Netflix relies on AWS to help it innovate with speed and consistently deliver best-in-class entertainment. As the scope and complexity of VFX work grows, Netflix is supporting VFX companies to get up and running on the cloud for render workloads, a vital aspect of content production. This virtual studio, set-up by AWS, lets Netflix engage and collaborate with top artistic talent, cutting across technological or geographical barriers.


Enabling Live Streaming and Content Monetization

For the Super Bowl and the Beijing Olympics, NBC’s streaming platform, Peacock was looking provide a cinematic viewing experience with high playback and a picture quality that kept viewers satisfied. Alongside, Peacock wanted to show personalized ads at scale. 

NBCUniversal and AWS began collaborating in May 2021. and in February 2022, Peacock broke every record for customer gains and engagement due to the Super Bowl, the Olympics, and its release of a movie and new drama series. The Beijing Olympics were the most-streamed Olympic Games ever, at 1.5Mn viewers. The Super Bowl was the most-streamed Super Bowl in history, with Peacock and other direct-to-consumer apps supporting 6Mn concurrent users at peak traffic. 


Closer home, Disney Hotstar, India's largest premium streaming platform, has been downloaded by >80Mn users globally. Behind their ability to build and deliver compelling content experiences for their customers is AWS Cloud. When it comes to livestreaming of most-watched sporting events, such as the Indian Premier League, Disney Hotstar leaned on AWS to cater to 25Mn concurrent viewers.

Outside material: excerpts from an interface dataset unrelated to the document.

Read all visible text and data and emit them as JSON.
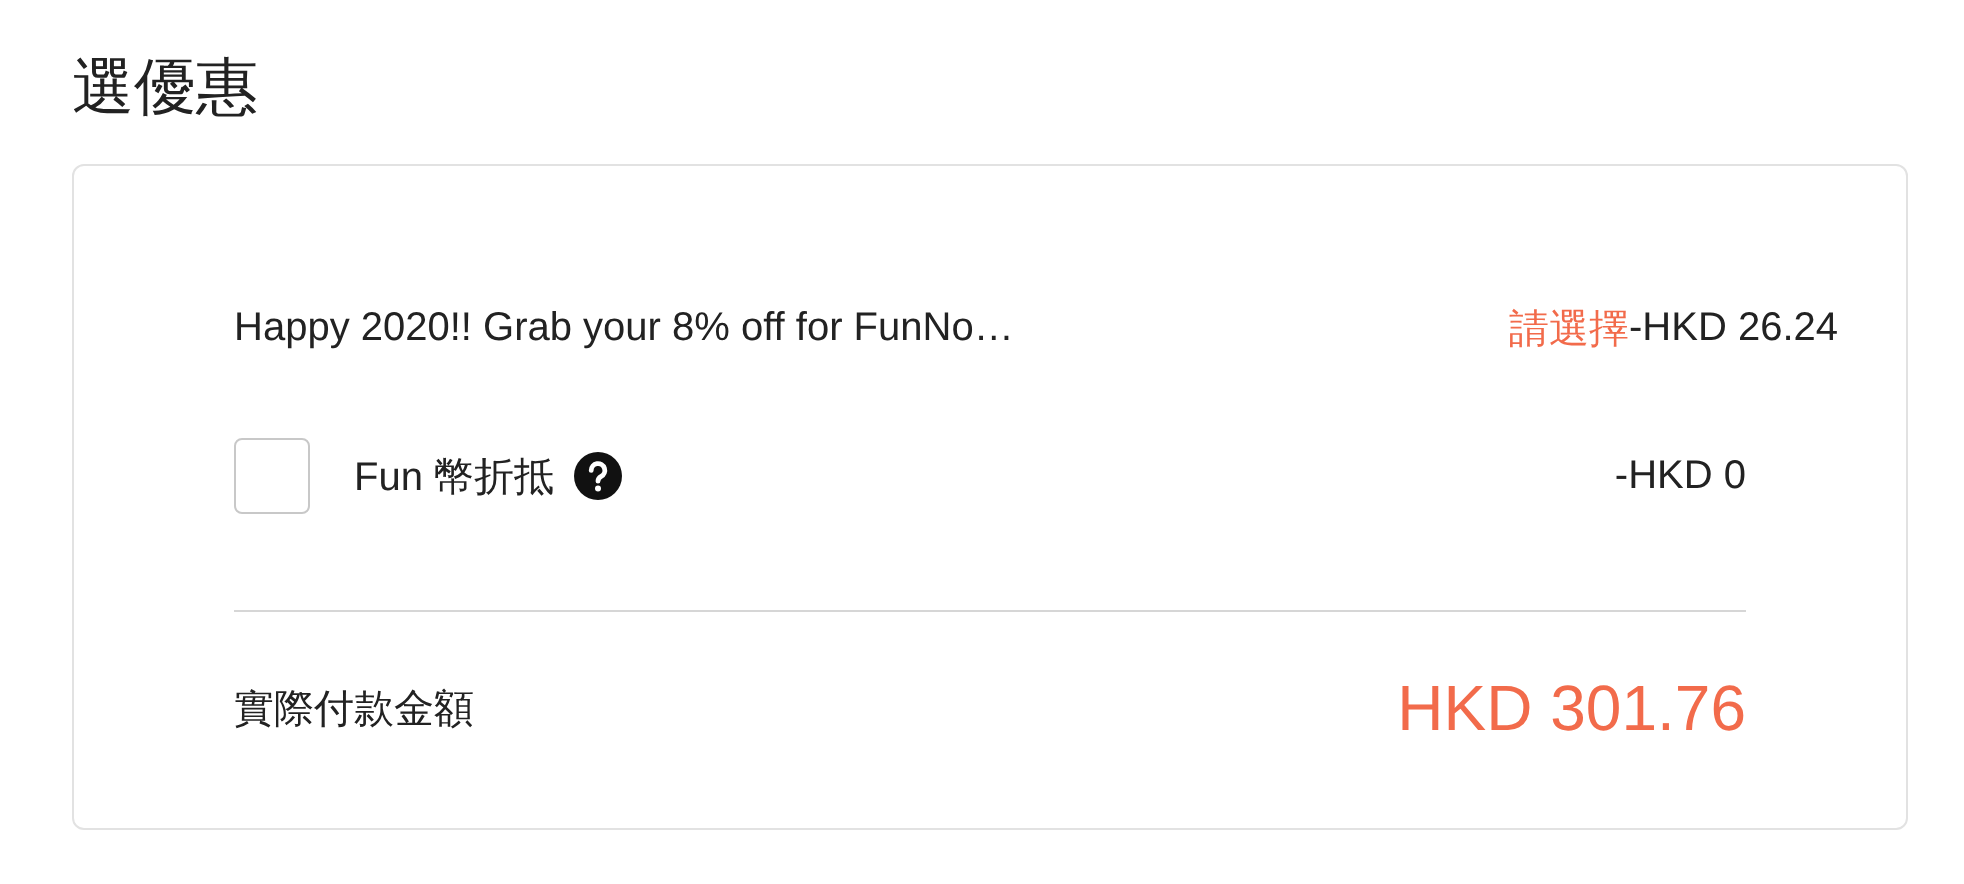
{
  "section_title": "選優惠",
  "promotion": {
    "name": "Happy 2020!! Grab your 8% off for FunNo…",
    "action": "請選擇",
    "amount": "-HKD 26.24"
  },
  "fun_coins": {
    "label": "Fun 幣折抵",
    "checked": false,
    "amount": "-HKD 0"
  },
  "total": {
    "label": "實際付款金額",
    "amount": "HKD 301.76"
  }
}
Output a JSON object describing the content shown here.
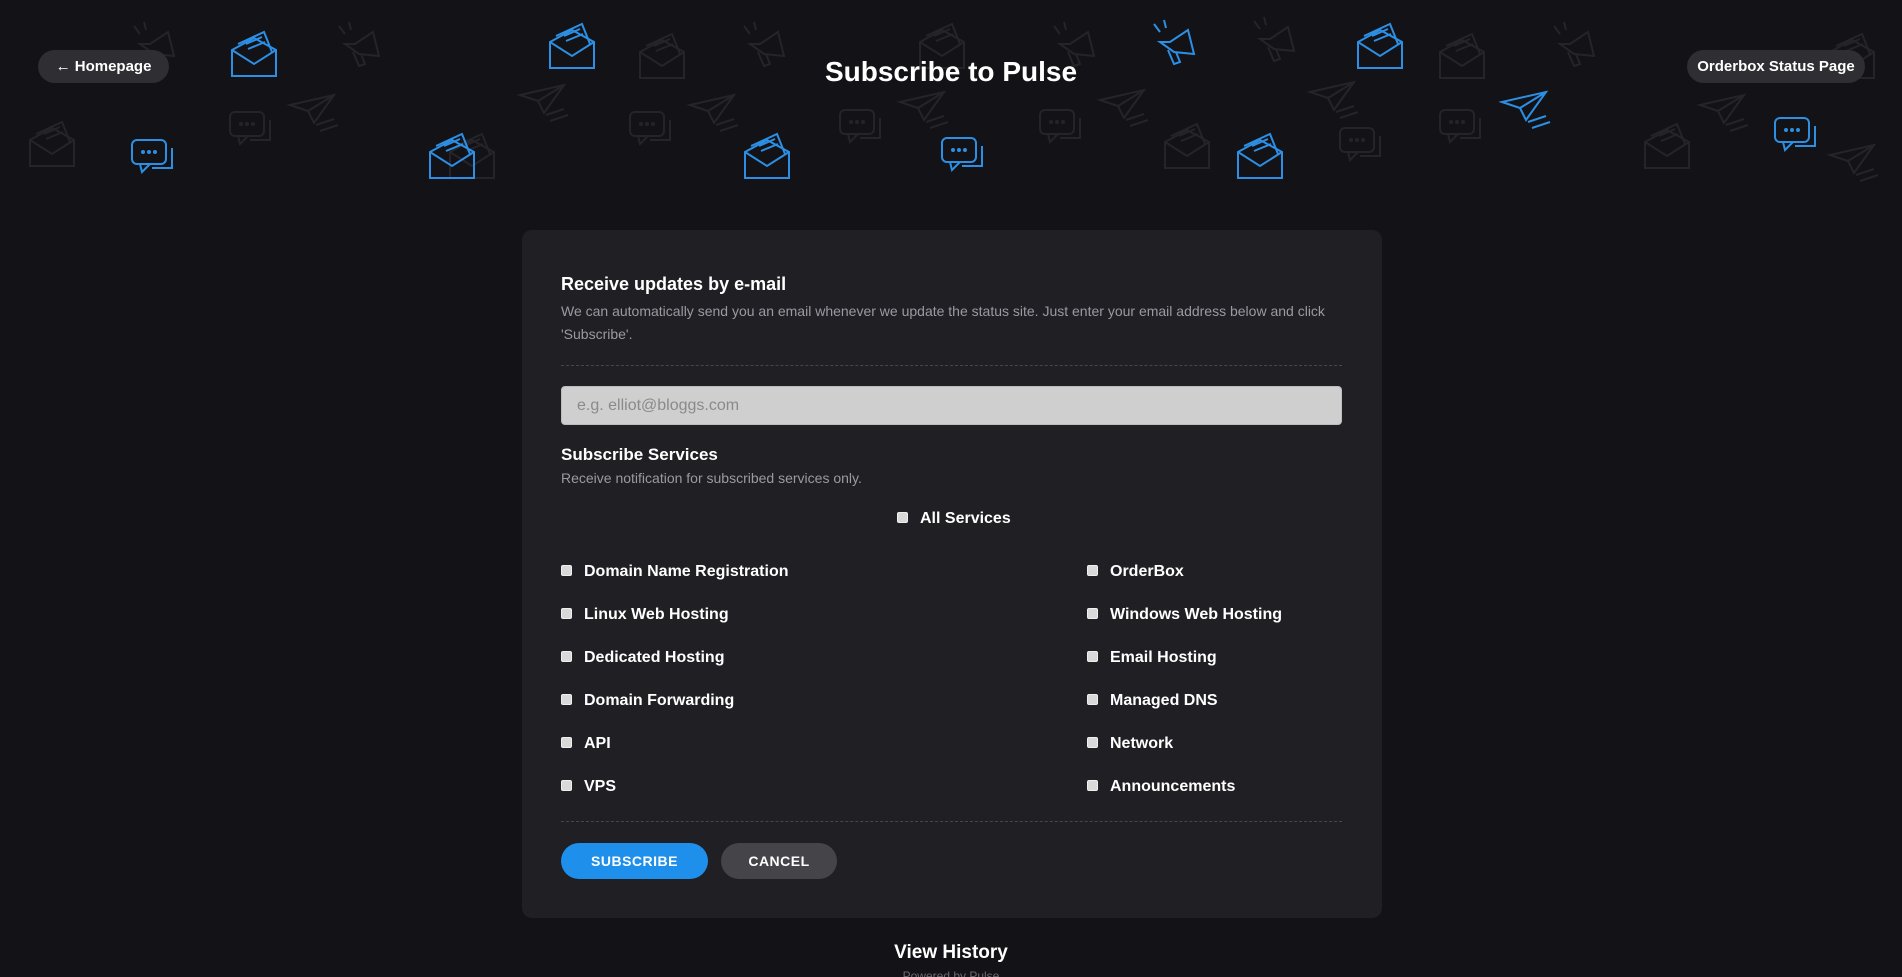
{
  "header": {
    "home_button": "← Homepage",
    "title": "Subscribe to Pulse",
    "status_button": "Orderbox Status Page"
  },
  "email_section": {
    "title": "Receive updates by e-mail",
    "description": "We can automatically send you an email whenever we update the status site. Just enter your email address below and click 'Subscribe'.",
    "input_placeholder": "e.g. elliot@bloggs.com",
    "input_value": ""
  },
  "services_section": {
    "title": "Subscribe Services",
    "description": "Receive notification for subscribed services only.",
    "all_label": "All Services",
    "left_column": [
      "Domain Name Registration",
      "Linux Web Hosting",
      "Dedicated Hosting",
      "Domain Forwarding",
      "API",
      "VPS"
    ],
    "right_column": [
      "OrderBox",
      "Windows Web Hosting",
      "Email Hosting",
      "Managed DNS",
      "Network",
      "Announcements"
    ]
  },
  "actions": {
    "subscribe_label": "SUBSCRIBE",
    "cancel_label": "CANCEL"
  },
  "footer": {
    "history_link": "View History",
    "powered_by": "Powered by Pulse"
  },
  "colors": {
    "background": "#121217",
    "card": "#1f1f24",
    "accent": "#1e90ec",
    "icon_dim": "#2a2a30"
  }
}
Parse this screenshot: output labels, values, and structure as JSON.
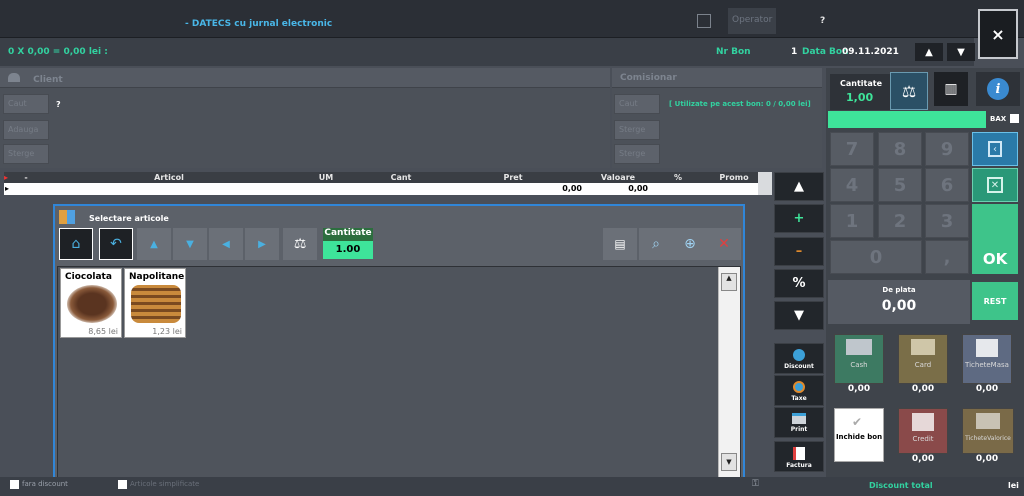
{
  "header": {
    "title": "- DATECS cu jurnal electronic",
    "operator_label": "Operator",
    "question_mark": "?",
    "close_glyph": "×"
  },
  "summary": {
    "total_line": "0 X 0,00 = 0,00 lei :",
    "nr_bon_label": "Nr Bon",
    "nr_bon_value": "1",
    "data_bon_label": "Data Bon",
    "data_bon_value": "09.11.2021"
  },
  "client_panel": {
    "title": "Client",
    "value_mark": "?",
    "buttons": [
      "Caut",
      "Adauga",
      "Sterge"
    ]
  },
  "comisionar_panel": {
    "title": "Comisionar",
    "info": "[ Utilizate pe acest bon: 0 / 0,00 lei]",
    "buttons": [
      "Caut",
      "Sterge",
      "Sterge"
    ]
  },
  "table": {
    "columns": [
      "-",
      "Articol",
      "UM",
      "Cant",
      "Pret",
      "Valoare",
      "%",
      "Promo"
    ],
    "row": {
      "pret": "0,00",
      "valoare": "0,00"
    }
  },
  "dialog": {
    "title": "Selectare articole",
    "qty_label": "Cantitate",
    "qty_value": "1.00",
    "products": [
      {
        "name": "Ciocolata",
        "price": "8,65 lei"
      },
      {
        "name": "Napolitane",
        "price": "1,23 lei"
      }
    ]
  },
  "side_buttons": {
    "up": "▲",
    "plus": "+",
    "minus": "–",
    "percent": "%",
    "down": "▼",
    "discount": "Discount",
    "taxe": "Taxe",
    "print": "Print",
    "factura": "Factura"
  },
  "right_panel": {
    "qty_label": "Cantitate",
    "qty_value": "1,00",
    "bax_label": "BAX",
    "keys": [
      "7",
      "8",
      "9",
      "4",
      "5",
      "6",
      "1",
      "2",
      "3",
      "0",
      ","
    ],
    "ok_label": "OK",
    "de_plata_label": "De plata",
    "de_plata_value": "0,00",
    "rest_label": "REST",
    "payments": [
      {
        "label": "Cash",
        "value": "0,00",
        "color": "#3d7a62"
      },
      {
        "label": "Card",
        "value": "0,00",
        "color": "#7a6e48"
      },
      {
        "label": "TicheteMasa",
        "value": "0,00",
        "color": "#5e6a82"
      },
      {
        "label": "Credit",
        "value": "0,00",
        "color": "#8a4a4a"
      },
      {
        "label": "TicheteValorice",
        "value": "0,00",
        "color": "#7a6a48"
      }
    ],
    "inchide_bon": "Inchide bon",
    "discount_total": "Discount total",
    "currency": "lei"
  },
  "footer": {
    "fara_discount": "fara discount",
    "articole_label": "Articole simplificate"
  },
  "colors": {
    "accent_green": "#32d2a0",
    "accent_blue": "#3086d8",
    "title_blue": "#49b7e8"
  }
}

 ZEE5 inserts millions of ads in live and VOD content without sacrificing broadcast-level quality-of-service. Using the AWS MediaTailor service, ZEE5 can deliver live and on-demand content with video streams that combine content with ads personalized to viewers. ZEE5 uses AWS Elemental MediaLive to encode and deliver 80+ live channels to viewers.s

In 2020, SonyLiv, the OTT platform of Sony Pictures Networks India, revamped its content and interface. Sony leveraged AWS to maintain the low latency data streaming. For the iconic Kaun Banega Crorepati, SonyLIV’s challenge was to deliver questions asked by the show’s host to 1.6Mn users playing simultaneously on their mobile phones. By using the low-latency data streaming network on AWS, SonyLiv was able to rise-up to the challenge.


When it comes to the media supply chain, AWS provides support across ingest, processing, creation, and distribution to and from the cloud—as well as >80 AWS partners with dedicated tools for media supply chain and archive applications.

Content Creation will rapidly scale in 2023 and beyond

According to Samira, “With Cloud, there is now now going to be a democratization of the ability to create content, and hearing from traditionally underrepresented voices. In 2023 and beyond, content producers will seek to rapidly scale. From a consumer’s point of view, I am excited by the possibilities to have more content of choice.”

The article has been written by Prabhu Ram, Head – Industry Intelligence Group, CyberMedia Research